━━━ Material for this task ━━━
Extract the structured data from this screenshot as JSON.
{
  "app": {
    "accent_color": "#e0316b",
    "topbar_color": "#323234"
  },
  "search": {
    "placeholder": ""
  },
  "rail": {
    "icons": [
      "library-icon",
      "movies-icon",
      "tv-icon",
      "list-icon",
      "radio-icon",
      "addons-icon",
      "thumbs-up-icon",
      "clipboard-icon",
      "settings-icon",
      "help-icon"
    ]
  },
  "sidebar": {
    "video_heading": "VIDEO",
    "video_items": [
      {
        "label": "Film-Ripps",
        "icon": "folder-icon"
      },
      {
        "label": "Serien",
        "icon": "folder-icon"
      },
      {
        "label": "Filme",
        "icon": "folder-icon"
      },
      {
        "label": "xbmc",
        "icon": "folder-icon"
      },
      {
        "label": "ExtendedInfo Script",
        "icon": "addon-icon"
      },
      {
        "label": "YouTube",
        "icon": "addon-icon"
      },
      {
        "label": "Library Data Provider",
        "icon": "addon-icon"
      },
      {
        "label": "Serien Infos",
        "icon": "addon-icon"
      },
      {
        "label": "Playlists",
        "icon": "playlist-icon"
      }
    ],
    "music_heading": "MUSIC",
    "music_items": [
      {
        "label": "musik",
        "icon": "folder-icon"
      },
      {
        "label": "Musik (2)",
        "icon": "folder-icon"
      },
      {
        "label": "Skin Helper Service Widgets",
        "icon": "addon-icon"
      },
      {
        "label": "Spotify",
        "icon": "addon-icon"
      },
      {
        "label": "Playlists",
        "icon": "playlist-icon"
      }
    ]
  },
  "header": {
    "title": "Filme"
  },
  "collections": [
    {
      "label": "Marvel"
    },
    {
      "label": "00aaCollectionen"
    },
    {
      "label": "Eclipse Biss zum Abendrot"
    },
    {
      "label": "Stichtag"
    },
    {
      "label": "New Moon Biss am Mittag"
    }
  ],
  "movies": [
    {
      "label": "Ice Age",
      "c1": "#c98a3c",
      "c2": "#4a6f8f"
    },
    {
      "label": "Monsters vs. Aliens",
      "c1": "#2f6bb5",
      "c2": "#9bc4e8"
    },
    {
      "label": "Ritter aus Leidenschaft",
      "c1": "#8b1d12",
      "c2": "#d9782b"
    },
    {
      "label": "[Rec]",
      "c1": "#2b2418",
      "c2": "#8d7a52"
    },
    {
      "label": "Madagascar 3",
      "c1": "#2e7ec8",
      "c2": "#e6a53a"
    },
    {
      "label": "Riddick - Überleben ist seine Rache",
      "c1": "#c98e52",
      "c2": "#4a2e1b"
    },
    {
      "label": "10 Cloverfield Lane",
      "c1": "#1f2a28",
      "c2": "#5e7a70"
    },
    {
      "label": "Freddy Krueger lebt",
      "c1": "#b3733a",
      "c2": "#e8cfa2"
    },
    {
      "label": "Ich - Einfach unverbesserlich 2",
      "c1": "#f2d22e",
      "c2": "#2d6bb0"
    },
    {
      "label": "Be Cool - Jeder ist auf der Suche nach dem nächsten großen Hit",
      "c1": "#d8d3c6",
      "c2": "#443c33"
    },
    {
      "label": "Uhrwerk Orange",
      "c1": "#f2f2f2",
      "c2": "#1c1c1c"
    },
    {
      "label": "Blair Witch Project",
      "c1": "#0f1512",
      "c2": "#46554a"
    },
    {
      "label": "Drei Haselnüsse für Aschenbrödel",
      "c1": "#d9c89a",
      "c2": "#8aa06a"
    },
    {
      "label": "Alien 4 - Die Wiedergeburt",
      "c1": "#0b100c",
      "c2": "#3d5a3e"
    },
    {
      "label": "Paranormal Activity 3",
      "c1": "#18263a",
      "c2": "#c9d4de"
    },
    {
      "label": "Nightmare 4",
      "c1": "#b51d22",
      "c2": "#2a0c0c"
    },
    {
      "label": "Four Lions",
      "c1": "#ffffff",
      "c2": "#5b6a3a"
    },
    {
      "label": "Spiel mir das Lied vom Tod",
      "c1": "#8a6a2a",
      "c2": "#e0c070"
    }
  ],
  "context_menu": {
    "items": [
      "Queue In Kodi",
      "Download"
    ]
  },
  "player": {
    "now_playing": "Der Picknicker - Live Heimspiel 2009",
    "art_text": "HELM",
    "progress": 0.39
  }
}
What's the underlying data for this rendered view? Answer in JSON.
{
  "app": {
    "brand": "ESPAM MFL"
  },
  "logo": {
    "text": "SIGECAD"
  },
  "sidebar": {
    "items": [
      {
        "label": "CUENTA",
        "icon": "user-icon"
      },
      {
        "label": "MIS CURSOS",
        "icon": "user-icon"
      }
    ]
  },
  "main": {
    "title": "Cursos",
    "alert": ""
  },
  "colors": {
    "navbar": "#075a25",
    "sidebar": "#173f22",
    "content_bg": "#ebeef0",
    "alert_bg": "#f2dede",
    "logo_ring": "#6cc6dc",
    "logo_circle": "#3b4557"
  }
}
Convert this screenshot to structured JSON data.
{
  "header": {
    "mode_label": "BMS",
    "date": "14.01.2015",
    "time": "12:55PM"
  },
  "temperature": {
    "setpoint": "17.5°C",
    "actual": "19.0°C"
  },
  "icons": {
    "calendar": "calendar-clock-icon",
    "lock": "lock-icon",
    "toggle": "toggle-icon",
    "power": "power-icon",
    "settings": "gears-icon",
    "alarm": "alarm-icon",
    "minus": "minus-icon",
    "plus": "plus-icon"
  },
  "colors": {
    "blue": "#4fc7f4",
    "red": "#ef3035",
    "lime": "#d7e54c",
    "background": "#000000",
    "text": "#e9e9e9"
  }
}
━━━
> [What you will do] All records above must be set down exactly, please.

> [Your response]
Extract the structured data from this screenshot as JSON.
{
  "app": {
    "accent_color": "#e0316b",
    "topbar_color": "#323234"
  },
  "search": {
    "placeholder": ""
  },
  "rail": {
    "icons": [
      "library-icon",
      "movies-icon",
      "tv-icon",
      "list-icon",
      "radio-icon",
      "addons-icon",
      "thumbs-up-icon",
      "clipboard-icon",
      "settings-icon",
      "help-icon"
    ]
  },
  "sidebar": {
    "video_heading": "VIDEO",
    "video_items": [
      {
        "label": "Film-Ripps",
        "icon": "folder-icon"
      },
      {
        "label": "Serien",
        "icon": "folder-icon"
      },
      {
        "label": "Filme",
        "icon": "folder-icon"
      },
      {
        "label": "xbmc",
        "icon": "folder-icon"
      },
      {
        "label": "ExtendedInfo Script",
        "icon": "addon-icon"
      },
      {
        "label": "YouTube",
        "icon": "addon-icon"
      },
      {
        "label": "Library Data Provider",
        "icon": "addon-icon"
      },
      {
        "label": "Serien Infos",
        "icon": "addon-icon"
      },
      {
        "label": "Playlists",
        "icon": "playlist-icon"
      }
    ],
    "music_heading": "MUSIC",
    "music_items": [
      {
        "label": "musik",
        "icon": "folder-icon"
      },
      {
        "label": "Musik (2)",
        "icon": "folder-icon"
      },
      {
        "label": "Skin Helper Service Widgets",
        "icon": "addon-icon"
      },
      {
        "label": "Spotify",
        "icon": "addon-icon"
      },
      {
        "label": "Playlists",
        "icon": "playlist-icon"
      }
    ]
  },
  "header": {
    "title": "Filme"
  },
  "collections": [
    {
      "label": "Marvel"
    },
    {
      "label": "00aaCollectionen"
    },
    {
      "label": "Eclipse Biss zum Abendrot"
    },
    {
      "label": "Stichtag"
    },
    {
      "label": "New Moon Biss am Mittag"
    }
  ],
  "movies": [
    {
      "label": "Ice Age",
      "c1": "#c98a3c",
      "c2": "#4a6f8f"
    },
    {
      "label": "Monsters vs. Aliens",
      "c1": "#2f6bb5",
      "c2": "#9bc4e8"
    },
    {
      "label": "Ritter aus Leidenschaft",
      "c1": "#8b1d12",
      "c2": "#d9782b"
    },
    {
      "label": "[Rec]",
      "c1": "#2b2418",
      "c2": "#8d7a52"
    },
    {
      "label": "Madagascar 3",
      "c1": "#2e7ec8",
      "c2": "#e6a53a"
    },
    {
      "label": "Riddick - Überleben ist seine Rache",
      "c1": "#c98e52",
      "c2": "#4a2e1b"
    },
    {
      "label": "10 Cloverfield Lane",
      "c1": "#1f2a28",
      "c2": "#5e7a70"
    },
    {
      "label": "Freddy Krueger lebt",
      "c1": "#b3733a",
      "c2": "#e8cfa2"
    },
    {
      "label": "Ich - Einfach unverbesserlich 2",
      "c1": "#f2d22e",
      "c2": "#2d6bb0"
    },
    {
      "label": "Be Cool - Jeder ist auf der Suche nach dem nächsten großen Hit",
      "c1": "#d8d3c6",
      "c2": "#443c33"
    },
    {
      "label": "Uhrwerk Orange",
      "c1": "#f2f2f2",
      "c2": "#1c1c1c"
    },
    {
      "label": "Blair Witch Project",
      "c1": "#0f1512",
      "c2": "#46554a"
    },
    {
      "label": "Drei Haselnüsse für Aschenbrödel",
      "c1": "#d9c89a",
      "c2": "#8aa06a"
    },
    {
      "label": "Alien 4 - Die Wiedergeburt",
      "c1": "#0b100c",
      "c2": "#3d5a3e"
    },
    {
      "label": "Paranormal Activity 3",
      "c1": "#18263a",
      "c2": "#c9d4de"
    },
    {
      "label": "Nightmare 4",
      "c1": "#b51d22",
      "c2": "#2a0c0c"
    },
    {
      "label": "Four Lions",
      "c1": "#ffffff",
      "c2": "#5b6a3a"
    },
    {
      "label": "Spiel mir das Lied vom Tod",
      "c1": "#8a6a2a",
      "c2": "#e0c070"
    }
  ],
  "context_menu": {
    "items": [
      "Queue In Kodi",
      "Download"
    ]
  },
  "player": {
    "now_playing": "Der Picknicker - Live Heimspiel 2009",
    "art_text": "HELM",
    "progress": 0.39
  }
}
What's the underlying data for this rendered view? Answer in JSON.
{
  "app": {
    "brand": "ESPAM MFL"
  },
  "logo": {
    "text": "SIGECAD"
  },
  "sidebar": {
    "items": [
      {
        "label": "CUENTA",
        "icon": "user-icon"
      },
      {
        "label": "MIS CURSOS",
        "icon": "user-icon"
      }
    ]
  },
  "main": {
    "title": "Cursos",
    "alert": ""
  },
  "colors": {
    "navbar": "#075a25",
    "sidebar": "#173f22",
    "content_bg": "#ebeef0",
    "alert_bg": "#f2dede",
    "logo_ring": "#6cc6dc",
    "logo_circle": "#3b4557"
  }
}
Convert this screenshot to structured JSON data.
{
  "header": {
    "mode_label": "BMS",
    "date": "14.01.2015",
    "time": "12:55PM"
  },
  "temperature": {
    "setpoint": "17.5°C",
    "actual": "19.0°C"
  },
  "icons": {
    "calendar": "calendar-clock-icon",
    "lock": "lock-icon",
    "toggle": "toggle-icon",
    "power": "power-icon",
    "settings": "gears-icon",
    "alarm": "alarm-icon",
    "minus": "minus-icon",
    "plus": "plus-icon"
  },
  "colors": {
    "blue": "#4fc7f4",
    "red": "#ef3035",
    "lime": "#d7e54c",
    "background": "#000000",
    "text": "#e9e9e9"
  }
}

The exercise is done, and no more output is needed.